5. Declutter.  
It’s true, I collect stuff.  Not like those weirdos on World’s Worst Hoarders with 8 years of old newspapers, but yes, I have more stuff than I need.  When I do get time to declutter and throw shit out, it sets me free.  I need to do that more often.  Or you may just see me on TV one day.
6. Drink green tea.
7. Stop bringing home Who magazines I will never read.  
I threw out 18 Who magazines today.  Three were from 2010.  See point 5 re clutter and TV stardom.
8. Ask for what I want.  
I’m been blessed in that whatever I need the Universe usually provides.  Sometimes, however, you have to ask for what you want.  At work.  From friends.  In relationships.  Time for me to put my hand up.
9. Stop making assumptions.  
Making up imaginary scenarios in my head about why someone (usually a boy) hasn’t texted, called or asked me out is a waste of time.  No more of this stupid girly behavior, please.
10. Read.  
Actual books.  Not just Facebook and Twitter feeds. 
If I can do just a few of these things I’m hoping my life will be a little less stressful and I’ll feel a little bit more ‘together’.  If not, hey, I’m doing the best  I can each day.  Plus, there’s always my other Top Ten list … Climb a Mountain, anyone?

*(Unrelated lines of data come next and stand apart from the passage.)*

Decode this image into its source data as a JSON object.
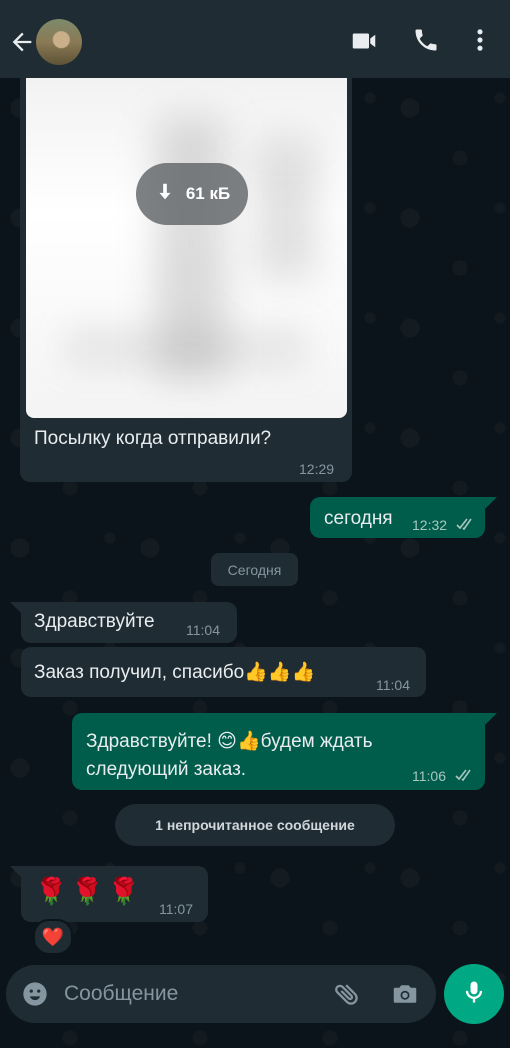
{
  "header": {
    "back_icon": "arrow-left-icon",
    "avatar": "contact-avatar",
    "video_icon": "video-camera-icon",
    "call_icon": "phone-icon",
    "menu_icon": "more-vertical-icon"
  },
  "messages": {
    "image_message": {
      "download_size": "61 кБ",
      "text": "Посылку когда отправили?",
      "time": "12:29"
    },
    "out1": {
      "text": "сегодня",
      "time": "12:32"
    },
    "date_divider": "Сегодня",
    "in1": {
      "text": "Здравствуйте",
      "time": "11:04"
    },
    "in2": {
      "text": "Заказ получил, спасибо👍👍👍",
      "time": "11:04"
    },
    "out2": {
      "line1": "Здравствуйте! 😊👍будем ждать",
      "line2": "следующий заказ.",
      "time": "11:06"
    },
    "unread_divider": "1 непрочитанное сообщение",
    "in3": {
      "text": "🌹🌹🌹",
      "time": "11:07",
      "reaction": "❤️"
    }
  },
  "composer": {
    "placeholder": "Сообщение",
    "emoji_icon": "emoji-icon",
    "attach_icon": "paperclip-icon",
    "camera_icon": "camera-icon",
    "mic_icon": "microphone-icon"
  },
  "colors": {
    "background": "#0b141a",
    "incoming_bubble": "#1f2c34",
    "outgoing_bubble": "#005c4b",
    "accent": "#00a884",
    "timestamp": "#8696a0"
  }
}
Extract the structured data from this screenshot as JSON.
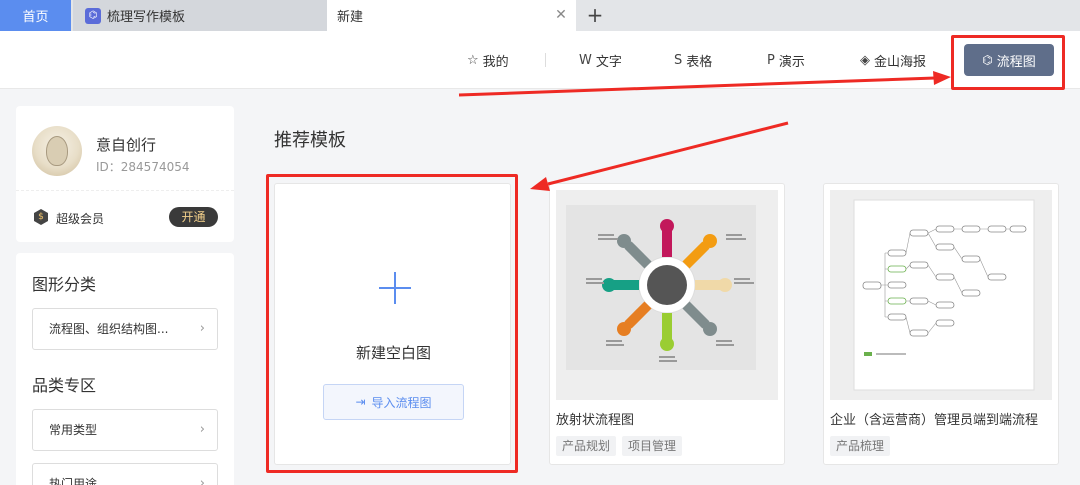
{
  "tabs": {
    "home": "首页",
    "template": "梳理写作模板",
    "new": "新建",
    "add": "+"
  },
  "toolbar": {
    "mine": "我的",
    "text": "文字",
    "sheet": "表格",
    "present": "演示",
    "poster": "金山海报",
    "flow": "流程图"
  },
  "user": {
    "name": "意自创行",
    "id": "ID：284574054",
    "vip_label": "超级会员",
    "vip_button": "开通"
  },
  "sidebar": {
    "category_title": "图形分类",
    "category_item": "流程图、组织结构图...",
    "zone_title": "品类专区",
    "zone_item_1": "常用类型",
    "zone_item_2": "热门用途"
  },
  "main": {
    "section_title": "推荐模板",
    "blank_label": "新建空白图",
    "import_label": "导入流程图",
    "templates": [
      {
        "title": "放射状流程图",
        "tags": [
          "产品规划",
          "项目管理"
        ]
      },
      {
        "title": "企业（含运营商）管理员端到端流程",
        "tags": [
          "产品梳理"
        ]
      }
    ]
  },
  "colors": {
    "accent": "#5b8def",
    "annotation_red": "#ee2a24",
    "flow_button": "#5f6e8a"
  }
}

It’s New Years Eve.   2012 will be over soon.   I should be going out to celebrate another amazing year, right?

I’m a big believer in celebrating all the awesome events and things in your life – especially birthdays and Christmas, but with New Years Eve, I’m just bleugh.  I can’t be bothered.

Is that bad?

The majority of my friends have headed off interstate or overseas – the rest of them are planning quiet nights.  Some are even doing nothing.

Doing nothing on New Years Eve?  Whoah.  

I thought about that too – it’s been a big year and I’ve not had a quiet night in ages, so I was bang up for staying home, watching a movie, maybe calling an equally lame friend -  just hanging out.   Maybe even open a bottle of champagne to toast 2013. 


Drinking by yourself is sad.  Wrong. Especially on New Years Eve.  Unless you’re Tom Hanks in Castaway. 

I don’t want a massive party night, but I don’t want to sit home alone and feel sorry for myself either.  Happy New Year Nigel No Friends.

So I’m dragging my ass out for a casual dinner with Super Girl.  We haven’t booked anywhere so we could end up at Hungry Jacks (not the worst place in the world, I do love their veggie burgers) or a dodgy kebab shop.   We’re just doing it at the start of the night, not the end.

Then we’re off to see an art house movie.   You can tell it’s art house as it was really easy to buy tickets for tonight (hello sold out Les Miserables) and they let your drink alcohol all the way through it.  They even sell fancy fair trade dark chocolate at the candy bar.  No choc tops here.

The movie will end around 11.15pm so we’ll have 45 minutes to wander the streets and check out all the bored people who are either drunk and waiting for a random pash, or sober and counting down til Midnight so they can go home.   I’m somewhere between the two.

I hope your New Years Eve is a little more thrilling than mine and that 2012 has been a great year for you.  Mine was pretty amazing – but I’m excited about 2013 too.  I may just kick it off with a random pash. 

Or some of that fancy dark chocolate.